### ABOUT THIS EXERCISE
Work out the number of lines that hold "user" in the listing, and give that number with no other text.

### SOURCE INFORMATION
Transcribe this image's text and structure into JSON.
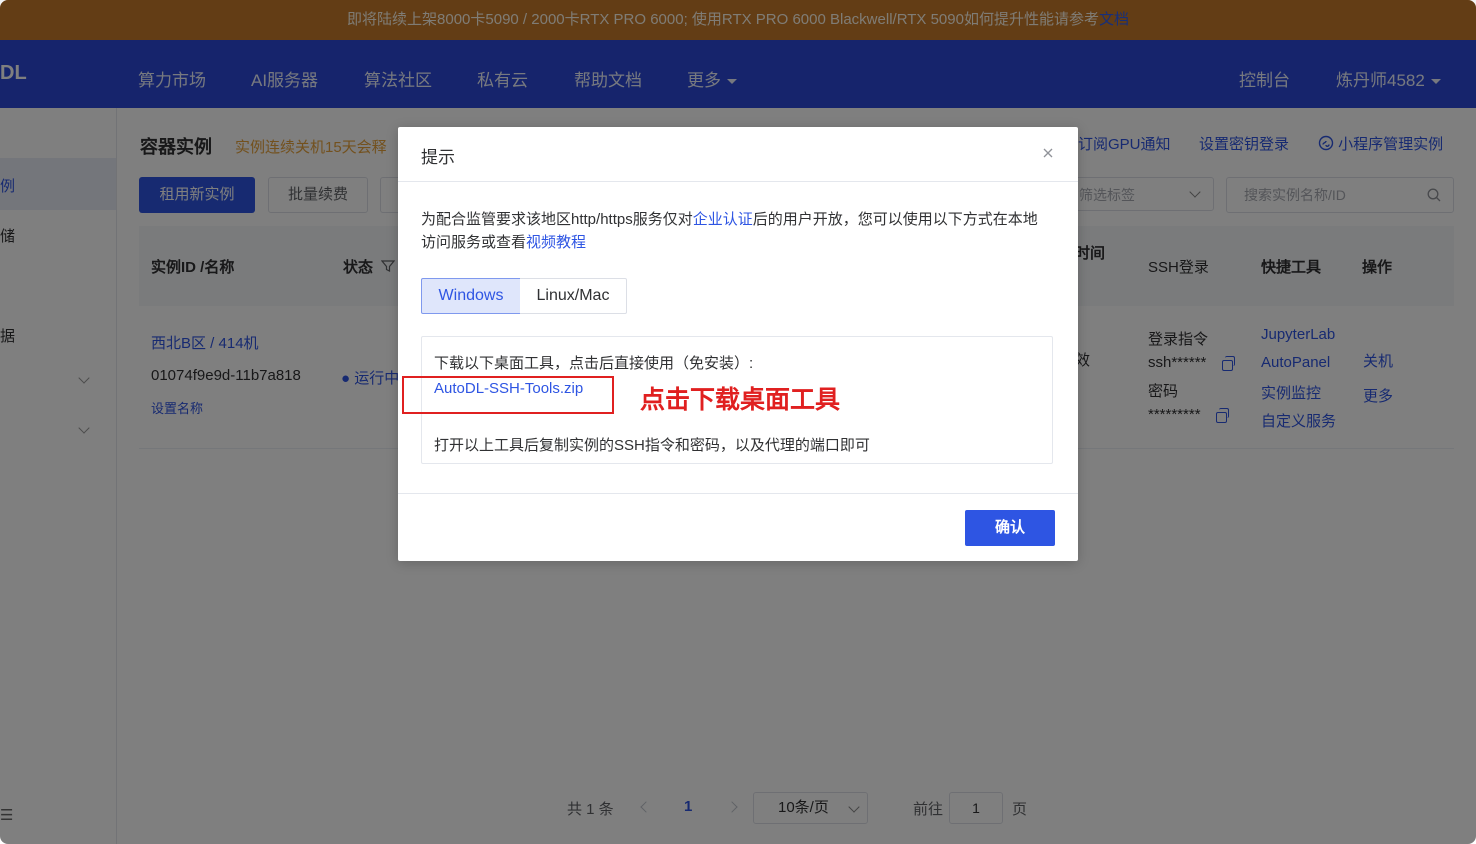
{
  "banner": {
    "text": "即将陆续上架8000卡5090 / 2000卡RTX PRO 6000; 使用RTX PRO 6000 Blackwell/RTX 5090如何提升性能请参考",
    "link": "文档"
  },
  "nav": {
    "logo": "DL",
    "items": [
      "算力市场",
      "AI服务器",
      "算法社区",
      "私有云",
      "帮助文档",
      "更多"
    ],
    "console": "控制台",
    "user": "炼丹师4582"
  },
  "sidebar": {
    "items": [
      "例",
      "储",
      "据",
      "☰"
    ]
  },
  "page": {
    "title": "容器实例",
    "note": "实例连续关机15天会释",
    "rent_button": "租用新实例",
    "renew_button": "批量续费",
    "subscribe_link": "订阅GPU通知",
    "key_link": "设置密钥登录",
    "miniprogram_link": "小程序管理实例",
    "filter_placeholder": "筛选标签",
    "search_placeholder": "搜索实例名称/ID"
  },
  "table": {
    "headers": {
      "id": "实例ID /名称",
      "status": "状态",
      "time": "时间",
      "ssh": "SSH登录",
      "tools": "快捷工具",
      "ops": "操作"
    },
    "row": {
      "region": "西北B区 / 414机",
      "id": "01074f9e9d-11b7a818",
      "set_name": "设置名称",
      "status": "运行中",
      "time_frag": "效",
      "ssh_cmd_label": "登录指令",
      "ssh_cmd": "ssh******",
      "pwd_label": "密码",
      "pwd": "*********",
      "tools": [
        "JupyterLab",
        "AutoPanel",
        "实例监控",
        "自定义服务"
      ],
      "ops": [
        "关机",
        "更多"
      ]
    }
  },
  "pagination": {
    "total": "共 1 条",
    "current": "1",
    "per_page": "10条/页",
    "goto_label": "前往",
    "goto_value": "1",
    "page_unit": "页"
  },
  "modal": {
    "title": "提示",
    "desc_before": "为配合监管要求该地区http/https服务仅对",
    "desc_link1": "企业认证",
    "desc_mid": "后的用户开放，您可以使用以下方式在本地访问服务或查看",
    "desc_link2": "视频教程",
    "tabs": [
      "Windows",
      "Linux/Mac"
    ],
    "line1": "下载以下桌面工具，点击后直接使用（免安装）:",
    "download_link": "AutoDL-SSH-Tools.zip",
    "line3": "打开以上工具后复制实例的SSH指令和密码，以及代理的端口即可",
    "callout": "点击下载桌面工具",
    "ok_button": "确认"
  },
  "colors": {
    "accent": "#2e55e3",
    "nav": "#2c49d8",
    "banner": "#c67a2a",
    "callout": "#e02020"
  }
}
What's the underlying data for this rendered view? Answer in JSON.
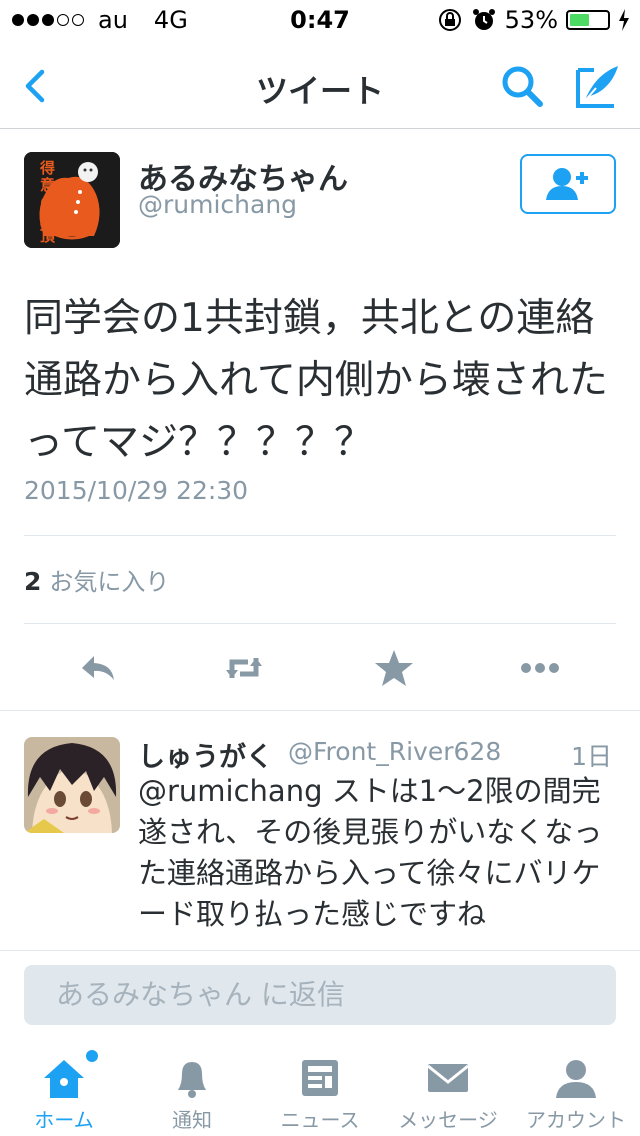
{
  "status_bar": {
    "carrier": "au",
    "network": "4G",
    "time": "0:47",
    "battery_percent": "53%",
    "battery_level": 0.53,
    "signal_bars": 3
  },
  "navbar": {
    "title": "ツイート",
    "icons": [
      "back-icon",
      "search-icon",
      "compose-icon"
    ]
  },
  "tweet": {
    "author_name": "あるみなちゃん",
    "author_handle": "@rumichang",
    "avatar_text": "得意の絶頂",
    "text": "同学会の1共封鎖，共北との連絡通路から入れて内側から壊されたってマジ？？？？？",
    "datetime": "2015/10/29 22:30",
    "fav_count": "2",
    "fav_label": "お気に入り",
    "actions": [
      "reply-icon",
      "retweet-icon",
      "favorite-icon",
      "more-icon"
    ]
  },
  "reply": {
    "author_name": "しゅうがく",
    "author_handle": "@Front_River628",
    "time": "1日",
    "text": "@rumichang ストは1〜2限の間完遂され、その後見張りがいなくなった連絡通路から入って徐々にバリケード取り払った感じですね"
  },
  "reply_box": {
    "placeholder": "あるみなちゃん に返信"
  },
  "tabbar": {
    "tabs": [
      {
        "label": "ホーム",
        "icon": "home-icon",
        "active": true
      },
      {
        "label": "通知",
        "icon": "bell-icon",
        "active": false
      },
      {
        "label": "ニュース",
        "icon": "news-icon",
        "active": false
      },
      {
        "label": "メッセージ",
        "icon": "envelope-icon",
        "active": false
      },
      {
        "label": "アカウント",
        "icon": "person-icon",
        "active": false
      }
    ]
  },
  "colors": {
    "accent": "#1da1f2",
    "text": "#292f33",
    "secondary": "#8899a6"
  }
}
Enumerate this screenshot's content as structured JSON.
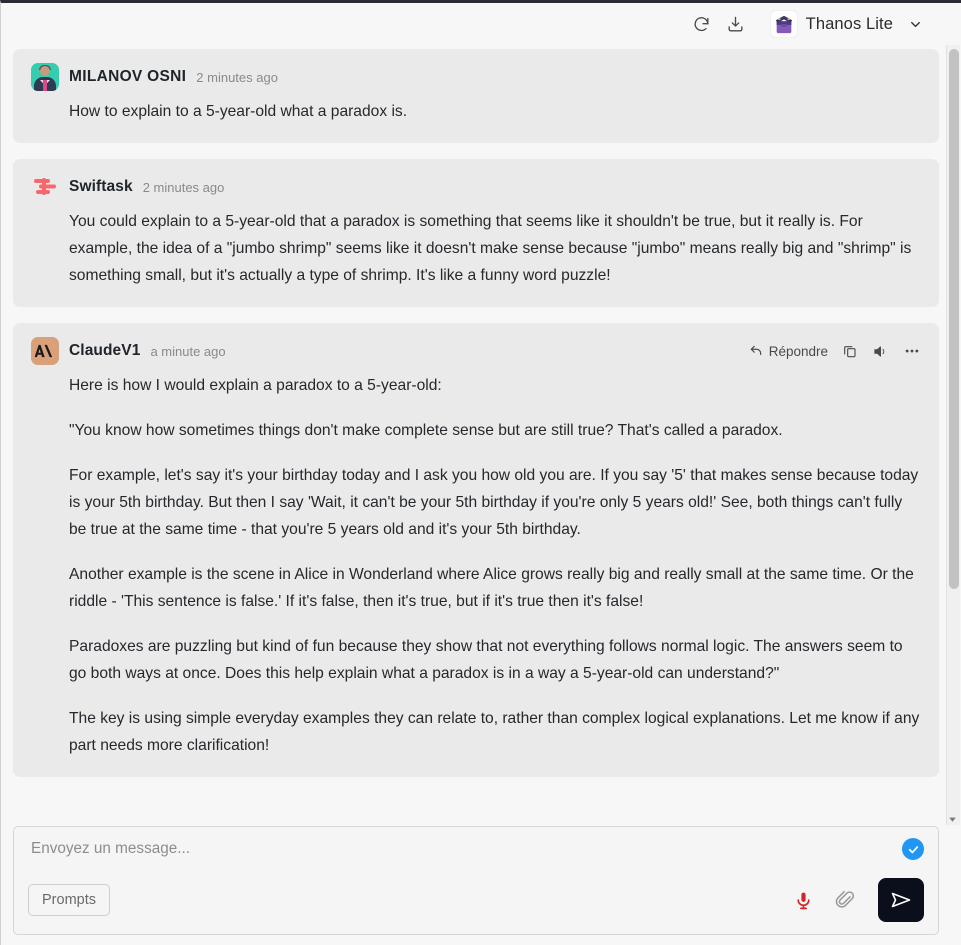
{
  "topbar": {
    "refresh_icon": "refresh-icon",
    "download_icon": "download-icon",
    "model_name": "Thanos Lite",
    "model_avatar_icon": "thanos-avatar-icon",
    "chevron_icon": "chevron-down-icon"
  },
  "messages": [
    {
      "sender": "MILANOV OSNI",
      "timestamp": "2 minutes ago",
      "avatar_icon": "user-photo-avatar",
      "has_actions": false,
      "paragraphs": [
        "How to explain to a 5-year-old what a paradox is."
      ]
    },
    {
      "sender": "Swiftask",
      "timestamp": "2 minutes ago",
      "avatar_icon": "swiftask-logo-icon",
      "has_actions": false,
      "paragraphs": [
        "You could explain to a 5-year-old that a paradox is something that seems like it shouldn't be true, but it really is. For example, the idea of a \"jumbo shrimp\" seems like it doesn't make sense because \"jumbo\" means really big and \"shrimp\" is something small, but it's actually a type of shrimp. It's like a funny word puzzle!"
      ]
    },
    {
      "sender": "ClaudeV1",
      "timestamp": "a minute ago",
      "avatar_icon": "claude-logo-icon",
      "has_actions": true,
      "paragraphs": [
        "Here is how I would explain a paradox to a 5-year-old:",
        "\"You know how sometimes things don't make complete sense but are still true? That's called a paradox.",
        "For example, let's say it's your birthday today and I ask you how old you are. If you say '5' that makes sense because today is your 5th birthday. But then I say 'Wait, it can't be your 5th birthday if you're only 5 years old!' See, both things can't fully be true at the same time - that you're 5 years old and it's your 5th birthday.",
        "Another example is the scene in Alice in Wonderland where Alice grows really big and really small at the same time. Or the riddle - 'This sentence is false.' If it's false, then it's true, but if it's true then it's false!",
        "Paradoxes are puzzling but kind of fun because they show that not everything follows normal logic. The answers seem to go both ways at once. Does this help explain what a paradox is in a way a 5-year-old can understand?\"",
        "The key is using simple everyday examples they can relate to, rather than complex logical explanations. Let me know if any part needs more clarification!"
      ]
    }
  ],
  "message_actions": {
    "reply_label": "Répondre",
    "reply_icon": "reply-arrow-icon",
    "copy_icon": "copy-icon",
    "speaker_icon": "speaker-icon",
    "more_icon": "more-horizontal-icon"
  },
  "composer": {
    "placeholder": "Envoyez un message...",
    "value": "",
    "check_icon": "check-badge-icon",
    "prompts_label": "Prompts",
    "mic_icon": "microphone-icon",
    "attach_icon": "paperclip-icon",
    "send_icon": "send-paper-plane-icon"
  },
  "colors": {
    "page_bg": "#f7f7f7",
    "bubble_bg": "#eaeaea",
    "accent_blue": "#2196f3",
    "swiftask_red": "#f4696e",
    "claude_tan": "#d9a07a",
    "send_dark": "#0b0f1c",
    "mic_red": "#d3232b"
  }
}
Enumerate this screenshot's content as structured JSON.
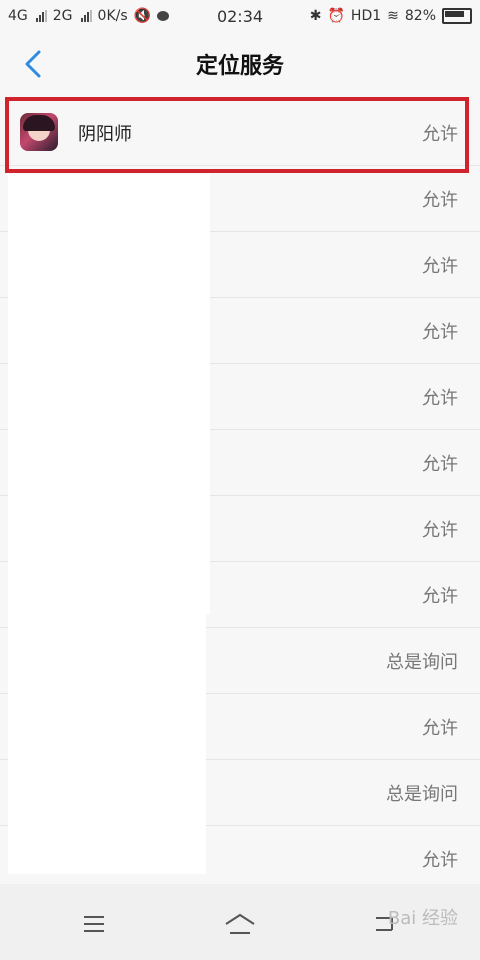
{
  "status_bar": {
    "net1": "4G",
    "net2": "2G",
    "speed": "0K/s",
    "time": "02:34",
    "hd": "HD1",
    "battery": "82%"
  },
  "header": {
    "title": "定位服务"
  },
  "apps": [
    {
      "name": "阴阳师",
      "permission": "允许"
    },
    {
      "name": "",
      "permission": "允许"
    },
    {
      "name": "",
      "permission": "允许"
    },
    {
      "name": "",
      "permission": "允许"
    },
    {
      "name": "",
      "permission": "允许"
    },
    {
      "name": "",
      "permission": "允许"
    },
    {
      "name": "",
      "permission": "允许"
    },
    {
      "name": "",
      "permission": "允许"
    },
    {
      "name": "",
      "permission": "总是询问"
    },
    {
      "name": "",
      "permission": "允许"
    },
    {
      "name": "",
      "permission": "总是询问"
    },
    {
      "name": "",
      "permission": "允许"
    }
  ],
  "watermark": "Bai 经验",
  "colors": {
    "accent": "#2f8be0",
    "highlight": "#d0232c"
  },
  "icons": {
    "back": "chevron-left-icon",
    "menu": "menu-icon",
    "home": "home-icon",
    "nav_back": "back-icon"
  }
}
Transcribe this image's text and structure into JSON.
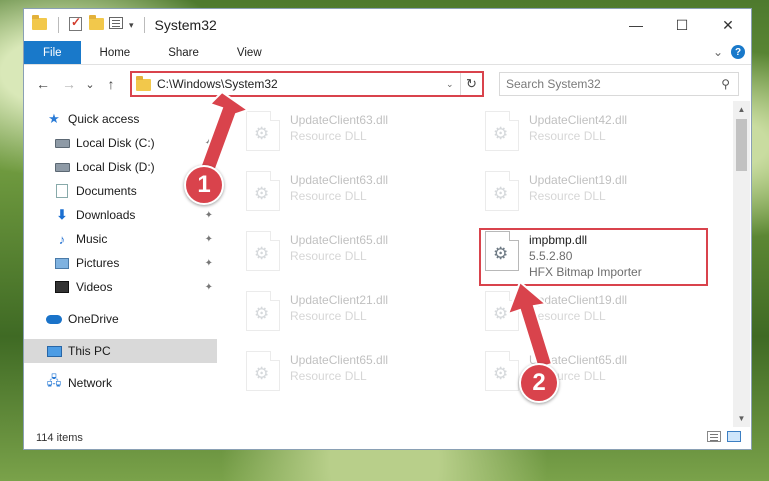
{
  "window": {
    "title": "System32"
  },
  "title_controls": {
    "minimize": "—",
    "maximize": "☐",
    "close": "✕"
  },
  "ribbon": {
    "tabs": [
      "File",
      "Home",
      "Share",
      "View"
    ],
    "expand_icon": "⌄",
    "help_icon": "?"
  },
  "nav": {
    "back": "←",
    "forward": "→",
    "recent": "⌄",
    "up": "↑",
    "address": "C:\\Windows\\System32",
    "address_dropdown": "⌄",
    "refresh": "↻",
    "search_placeholder": "Search System32",
    "search_icon": "⚲"
  },
  "sidebar": {
    "items": [
      {
        "label": "Quick access",
        "icon": "star-icon"
      },
      {
        "label": "Local Disk (C:)",
        "icon": "drive-icon",
        "pinned": true
      },
      {
        "label": "Local Disk (D:)",
        "icon": "drive-icon"
      },
      {
        "label": "Documents",
        "icon": "documents-icon",
        "pinned": true
      },
      {
        "label": "Downloads",
        "icon": "downloads-icon",
        "pinned": true
      },
      {
        "label": "Music",
        "icon": "music-icon",
        "pinned": true
      },
      {
        "label": "Pictures",
        "icon": "pictures-icon",
        "pinned": true
      },
      {
        "label": "Videos",
        "icon": "videos-icon",
        "pinned": true
      },
      {
        "label": "OneDrive",
        "icon": "onedrive-icon"
      },
      {
        "label": "This PC",
        "icon": "this-pc-icon",
        "selected": true
      },
      {
        "label": "Network",
        "icon": "network-icon"
      }
    ],
    "pin_glyph": "📌"
  },
  "files": [
    {
      "name": "UpdateClient63.dll",
      "sub": "Resource DLL"
    },
    {
      "name": "UpdateClient42.dll",
      "sub": "Resource DLL"
    },
    {
      "name": "UpdateClient63.dll",
      "sub": "Resource DLL"
    },
    {
      "name": "UpdateClient19.dll",
      "sub": "Resource DLL"
    },
    {
      "name": "UpdateClient65.dll",
      "sub": "Resource DLL"
    },
    {
      "name": "impbmp.dll",
      "version": "5.5.2.80",
      "description": "HFX Bitmap Importer",
      "highlighted": true
    },
    {
      "name": "UpdateClient21.dll",
      "sub": "Resource DLL"
    },
    {
      "name": "UpdateClient19.dll",
      "sub": "Resource DLL"
    },
    {
      "name": "UpdateClient65.dll",
      "sub": "Resource DLL"
    },
    {
      "name": "UpdateClient65.dll",
      "sub": "Resource DLL"
    }
  ],
  "scroll": {
    "up": "▲",
    "down": "▼"
  },
  "status": {
    "item_count": "114 items"
  },
  "annotations": {
    "step1": "1",
    "step2": "2",
    "color": "#d9434c"
  }
}
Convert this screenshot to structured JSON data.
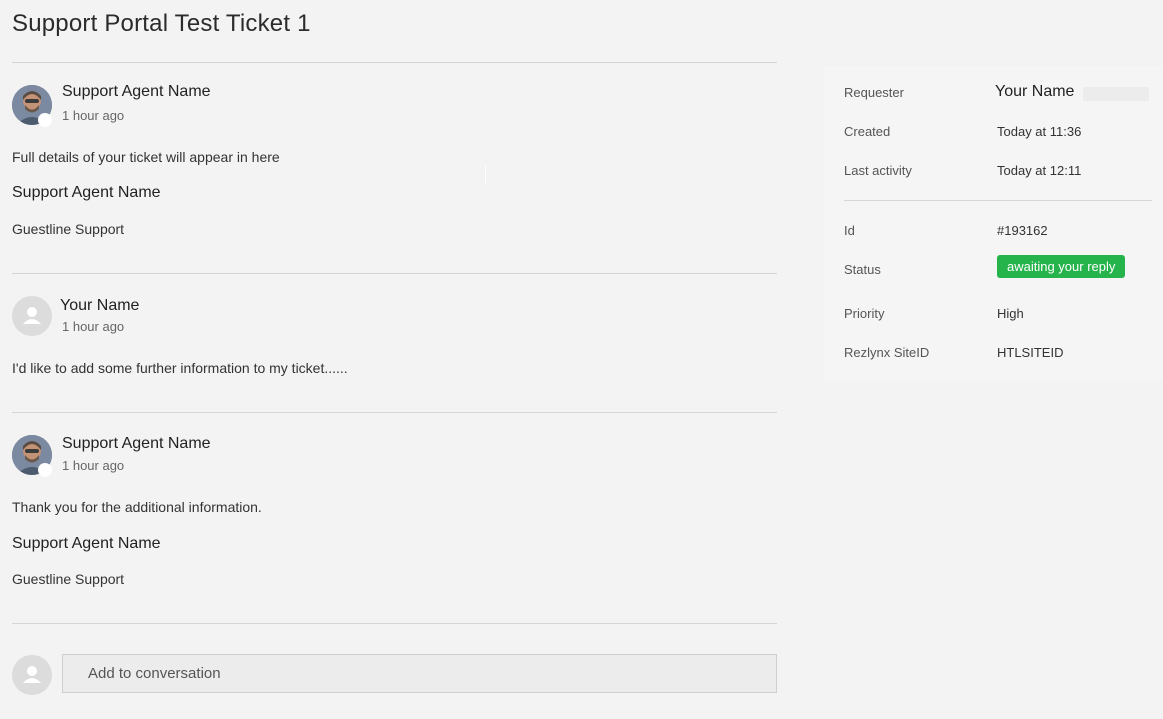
{
  "ticket": {
    "title": "Support Portal Test Ticket 1"
  },
  "comments": [
    {
      "author": "Support Agent Name",
      "time": "1 hour ago",
      "body": "Full details of your ticket will appear in here",
      "signature_name": "Support Agent Name",
      "signature_org": "Guestline Support",
      "avatar": "agent-photo-avatar"
    },
    {
      "author": "Your Name",
      "time": "1 hour ago",
      "body": "I'd like to add some further information to my ticket......",
      "avatar": "default-user-avatar"
    },
    {
      "author": "Support Agent Name",
      "time": "1 hour ago",
      "body": "Thank you for the additional information.",
      "signature_name": "Support Agent Name",
      "signature_org": "Guestline Support",
      "avatar": "agent-photo-avatar"
    }
  ],
  "reply": {
    "placeholder": "Add to conversation",
    "avatar": "default-user-avatar"
  },
  "sidebar": {
    "requester_label": "Requester",
    "requester_value": "Your Name",
    "created_label": "Created",
    "created_value": "Today at 11:36",
    "last_activity_label": "Last activity",
    "last_activity_value": "Today at 12:11",
    "id_label": "Id",
    "id_value": "#193162",
    "status_label": "Status",
    "status_value": "awaiting your reply",
    "priority_label": "Priority",
    "priority_value": "High",
    "site_label": "Rezlynx SiteID",
    "site_value": "HTLSITEID"
  },
  "colors": {
    "status_badge": "#25b34b",
    "background": "#f3f3f3",
    "sidebar_background": "#f5f5f5"
  },
  "icons": {
    "default_avatar": "user-silhouette-icon"
  }
}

### SOLUTION
5